As a story which has always attempted to frame the horrors of war through the eyes of a fiercely brave young heroine, so much more could have been done – much like the whole series, there’s something engaging about the finale, but it all feels like a chance missed.
Undermined by predictability, culinary drama, Burnt is surprisingly bland and unexcitingly seasoned for a kitchen-based flick that sees Bradley Cooper step into the role of a bad-boy chef on the road to redemption.
Set in London - or at least some Hollywood version of it - the story follows Adam Jones (Cooper); a brilliant but arrogant chef who, after becoming embroiled in the drugs, alcohol and women of Paris, is eager to get his life back on track. After spending a few years doing penance in New Orleans, Adam arrives in London with the hopes of persuading restaurateur and friend, Tony (Bruhl), to give him another chance, so that he can try and build a brand name and give his greatest rival, Reece (Rhys) - who has also set up shop in the area - a run for his money.
Setting out to get his dream-team of cooks, Adam recruits a seemingly rag-tag team, including Michel (Sy) - a sous chef whose restaurant Adam sabotaged - as well as Max (Scarmarcio); an assistant-to-the-chef who has just recently been released from jail.
Directed by John Wells and written by Steven Knight, it is unlikeable characters that haunt this foodie-feature, which spends most of its running time following a fairly conventional setup. Playing to an awfully predictable beat of redemption, Burnt feels overwritten and undercooked at the same time - trying to squeeze in one too many subplots - and apart from a few wonderfully-shot close up food shots, there’s not much that can be considered exciting - or appetising – about watching Burnt unfold or watching one constantly dissatisfied and seemingly conceited chef at play.
Which brings us to the cast of Burnt; apart from Sienna Miller - who plays a single mom and a gifted sous chef with a romantic tie to Adam - and Emma Thomson as Adam’s therapist and counsellor, no one really has the space to perform.

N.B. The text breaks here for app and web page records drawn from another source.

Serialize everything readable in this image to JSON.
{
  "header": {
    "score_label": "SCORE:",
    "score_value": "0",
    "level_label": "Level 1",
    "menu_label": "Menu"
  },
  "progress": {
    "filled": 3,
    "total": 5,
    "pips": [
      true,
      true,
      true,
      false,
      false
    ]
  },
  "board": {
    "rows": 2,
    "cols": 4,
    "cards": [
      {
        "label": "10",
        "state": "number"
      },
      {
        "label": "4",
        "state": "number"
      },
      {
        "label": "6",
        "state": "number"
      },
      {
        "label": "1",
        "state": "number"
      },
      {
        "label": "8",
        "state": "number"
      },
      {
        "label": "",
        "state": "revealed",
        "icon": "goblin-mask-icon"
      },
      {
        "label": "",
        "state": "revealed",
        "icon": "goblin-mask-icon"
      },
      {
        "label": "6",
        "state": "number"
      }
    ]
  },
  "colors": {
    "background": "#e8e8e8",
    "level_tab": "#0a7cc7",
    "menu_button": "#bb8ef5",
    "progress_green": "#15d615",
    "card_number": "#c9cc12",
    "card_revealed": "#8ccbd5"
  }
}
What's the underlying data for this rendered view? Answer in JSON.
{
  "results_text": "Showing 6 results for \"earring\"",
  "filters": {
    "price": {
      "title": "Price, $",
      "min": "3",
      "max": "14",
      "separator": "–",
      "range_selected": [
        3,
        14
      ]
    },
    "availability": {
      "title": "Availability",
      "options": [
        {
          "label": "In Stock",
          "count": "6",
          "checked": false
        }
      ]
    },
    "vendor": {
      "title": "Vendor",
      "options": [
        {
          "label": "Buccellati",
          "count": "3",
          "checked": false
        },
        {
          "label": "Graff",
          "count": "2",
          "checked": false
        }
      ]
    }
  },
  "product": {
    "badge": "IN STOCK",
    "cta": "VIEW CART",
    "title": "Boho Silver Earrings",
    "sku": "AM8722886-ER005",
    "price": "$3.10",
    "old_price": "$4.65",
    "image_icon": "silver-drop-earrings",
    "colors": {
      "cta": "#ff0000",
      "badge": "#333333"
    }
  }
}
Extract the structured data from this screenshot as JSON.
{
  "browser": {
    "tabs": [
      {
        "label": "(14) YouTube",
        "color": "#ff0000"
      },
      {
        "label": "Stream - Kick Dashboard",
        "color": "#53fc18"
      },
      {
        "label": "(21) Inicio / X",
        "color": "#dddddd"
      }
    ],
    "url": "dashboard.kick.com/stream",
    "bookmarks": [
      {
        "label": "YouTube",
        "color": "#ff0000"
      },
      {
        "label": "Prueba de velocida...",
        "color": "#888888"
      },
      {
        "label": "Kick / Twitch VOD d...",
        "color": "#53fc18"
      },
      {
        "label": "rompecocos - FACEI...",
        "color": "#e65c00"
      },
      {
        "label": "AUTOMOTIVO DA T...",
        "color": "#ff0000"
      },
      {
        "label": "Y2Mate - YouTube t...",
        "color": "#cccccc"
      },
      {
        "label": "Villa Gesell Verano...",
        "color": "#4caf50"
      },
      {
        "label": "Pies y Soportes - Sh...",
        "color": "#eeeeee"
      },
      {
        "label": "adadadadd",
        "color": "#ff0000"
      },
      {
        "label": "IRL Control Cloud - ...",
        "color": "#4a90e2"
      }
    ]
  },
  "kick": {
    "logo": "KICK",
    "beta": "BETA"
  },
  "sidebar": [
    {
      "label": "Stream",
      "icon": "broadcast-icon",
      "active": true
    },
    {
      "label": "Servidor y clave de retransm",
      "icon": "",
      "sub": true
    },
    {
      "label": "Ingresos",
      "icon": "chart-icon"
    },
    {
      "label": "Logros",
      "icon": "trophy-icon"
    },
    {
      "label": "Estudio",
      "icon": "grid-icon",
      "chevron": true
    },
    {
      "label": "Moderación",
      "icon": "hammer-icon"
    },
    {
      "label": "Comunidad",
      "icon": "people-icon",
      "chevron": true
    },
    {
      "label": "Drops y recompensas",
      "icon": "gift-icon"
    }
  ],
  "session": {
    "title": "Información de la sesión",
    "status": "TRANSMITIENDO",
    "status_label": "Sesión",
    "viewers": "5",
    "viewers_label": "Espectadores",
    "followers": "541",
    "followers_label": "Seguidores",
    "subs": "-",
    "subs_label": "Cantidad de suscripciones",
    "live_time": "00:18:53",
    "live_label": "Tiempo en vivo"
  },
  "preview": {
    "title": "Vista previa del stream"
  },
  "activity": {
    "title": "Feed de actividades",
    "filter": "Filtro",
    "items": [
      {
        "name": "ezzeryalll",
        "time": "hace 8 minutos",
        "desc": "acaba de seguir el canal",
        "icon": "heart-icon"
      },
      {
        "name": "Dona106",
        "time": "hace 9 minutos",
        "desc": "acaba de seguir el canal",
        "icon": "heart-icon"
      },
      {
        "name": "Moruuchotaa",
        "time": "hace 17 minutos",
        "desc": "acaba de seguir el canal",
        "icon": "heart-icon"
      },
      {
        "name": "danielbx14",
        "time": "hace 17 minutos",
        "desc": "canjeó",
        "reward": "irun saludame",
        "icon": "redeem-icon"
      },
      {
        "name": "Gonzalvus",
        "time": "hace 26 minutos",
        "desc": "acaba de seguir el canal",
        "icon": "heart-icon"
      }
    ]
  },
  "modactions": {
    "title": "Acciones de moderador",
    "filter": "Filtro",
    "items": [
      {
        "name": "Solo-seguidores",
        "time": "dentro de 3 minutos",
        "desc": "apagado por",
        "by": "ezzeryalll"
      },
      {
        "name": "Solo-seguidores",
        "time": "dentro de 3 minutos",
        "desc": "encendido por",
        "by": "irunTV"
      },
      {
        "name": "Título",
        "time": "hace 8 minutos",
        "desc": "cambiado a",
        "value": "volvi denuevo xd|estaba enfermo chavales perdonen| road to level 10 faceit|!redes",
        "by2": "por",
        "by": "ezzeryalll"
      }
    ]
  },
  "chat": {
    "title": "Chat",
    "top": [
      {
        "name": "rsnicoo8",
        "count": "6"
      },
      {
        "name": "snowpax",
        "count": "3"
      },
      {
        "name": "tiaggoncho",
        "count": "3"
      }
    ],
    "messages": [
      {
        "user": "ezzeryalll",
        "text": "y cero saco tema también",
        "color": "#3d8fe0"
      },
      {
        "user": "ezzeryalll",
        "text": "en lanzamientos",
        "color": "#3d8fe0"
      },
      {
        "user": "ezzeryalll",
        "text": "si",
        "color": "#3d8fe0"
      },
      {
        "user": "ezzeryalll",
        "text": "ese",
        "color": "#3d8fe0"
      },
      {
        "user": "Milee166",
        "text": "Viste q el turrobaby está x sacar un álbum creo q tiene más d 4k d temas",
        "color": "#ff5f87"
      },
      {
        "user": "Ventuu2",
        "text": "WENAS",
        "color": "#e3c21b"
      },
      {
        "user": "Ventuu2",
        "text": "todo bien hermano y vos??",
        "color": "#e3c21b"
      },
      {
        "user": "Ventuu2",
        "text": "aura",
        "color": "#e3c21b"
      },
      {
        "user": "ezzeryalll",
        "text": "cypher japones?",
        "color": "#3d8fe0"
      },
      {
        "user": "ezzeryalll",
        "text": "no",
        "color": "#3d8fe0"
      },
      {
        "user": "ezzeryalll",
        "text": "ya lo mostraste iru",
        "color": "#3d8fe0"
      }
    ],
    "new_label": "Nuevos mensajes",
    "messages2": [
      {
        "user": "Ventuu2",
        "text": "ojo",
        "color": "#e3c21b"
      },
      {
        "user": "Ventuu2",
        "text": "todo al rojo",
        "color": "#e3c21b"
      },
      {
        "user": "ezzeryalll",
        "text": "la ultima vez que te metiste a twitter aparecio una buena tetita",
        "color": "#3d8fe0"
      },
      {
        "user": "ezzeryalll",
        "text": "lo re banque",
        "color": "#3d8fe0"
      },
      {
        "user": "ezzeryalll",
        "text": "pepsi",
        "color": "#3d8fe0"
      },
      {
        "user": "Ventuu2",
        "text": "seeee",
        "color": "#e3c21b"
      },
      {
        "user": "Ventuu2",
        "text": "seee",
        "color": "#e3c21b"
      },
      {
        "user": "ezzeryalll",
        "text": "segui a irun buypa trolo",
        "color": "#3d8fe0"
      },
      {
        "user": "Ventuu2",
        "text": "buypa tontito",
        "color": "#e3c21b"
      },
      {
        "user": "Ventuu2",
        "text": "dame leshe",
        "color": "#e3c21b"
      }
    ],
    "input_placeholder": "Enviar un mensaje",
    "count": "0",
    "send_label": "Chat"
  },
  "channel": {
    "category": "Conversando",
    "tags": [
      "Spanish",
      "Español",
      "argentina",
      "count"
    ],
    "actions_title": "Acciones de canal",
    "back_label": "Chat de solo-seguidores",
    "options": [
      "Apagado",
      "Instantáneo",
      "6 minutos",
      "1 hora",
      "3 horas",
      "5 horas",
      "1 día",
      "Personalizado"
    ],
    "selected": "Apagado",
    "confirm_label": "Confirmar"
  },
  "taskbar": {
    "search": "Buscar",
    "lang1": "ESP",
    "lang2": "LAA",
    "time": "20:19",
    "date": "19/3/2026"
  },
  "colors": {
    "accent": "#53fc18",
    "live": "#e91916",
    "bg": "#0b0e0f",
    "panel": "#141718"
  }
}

Even Cooper himself fails to connect to the material given; channeling his inner Gordon Ramsey, there’s a lot of ego and profanity at display, but, unfortunately, not a lot of substance or meaning to warrant Burnt as a necessary viewing. This is not the first time Cooper has played the role of a chef; he starred in underrated sitcom, Kitchen Confidential, which was based on a best-selling book by infamous chef, Anthony Bourdain. Though it was cancelled after 13 episodes, the show also showed its main character as rebel with a talent – the only difference being that Kitchen Confidential had likeable characters, a jovial sense of humour and generally more heart. It's a shame; Bradley Cooper, Sienna Miller, Daniel Bruhl, Omar Sy, Emma Thompson is a great cast.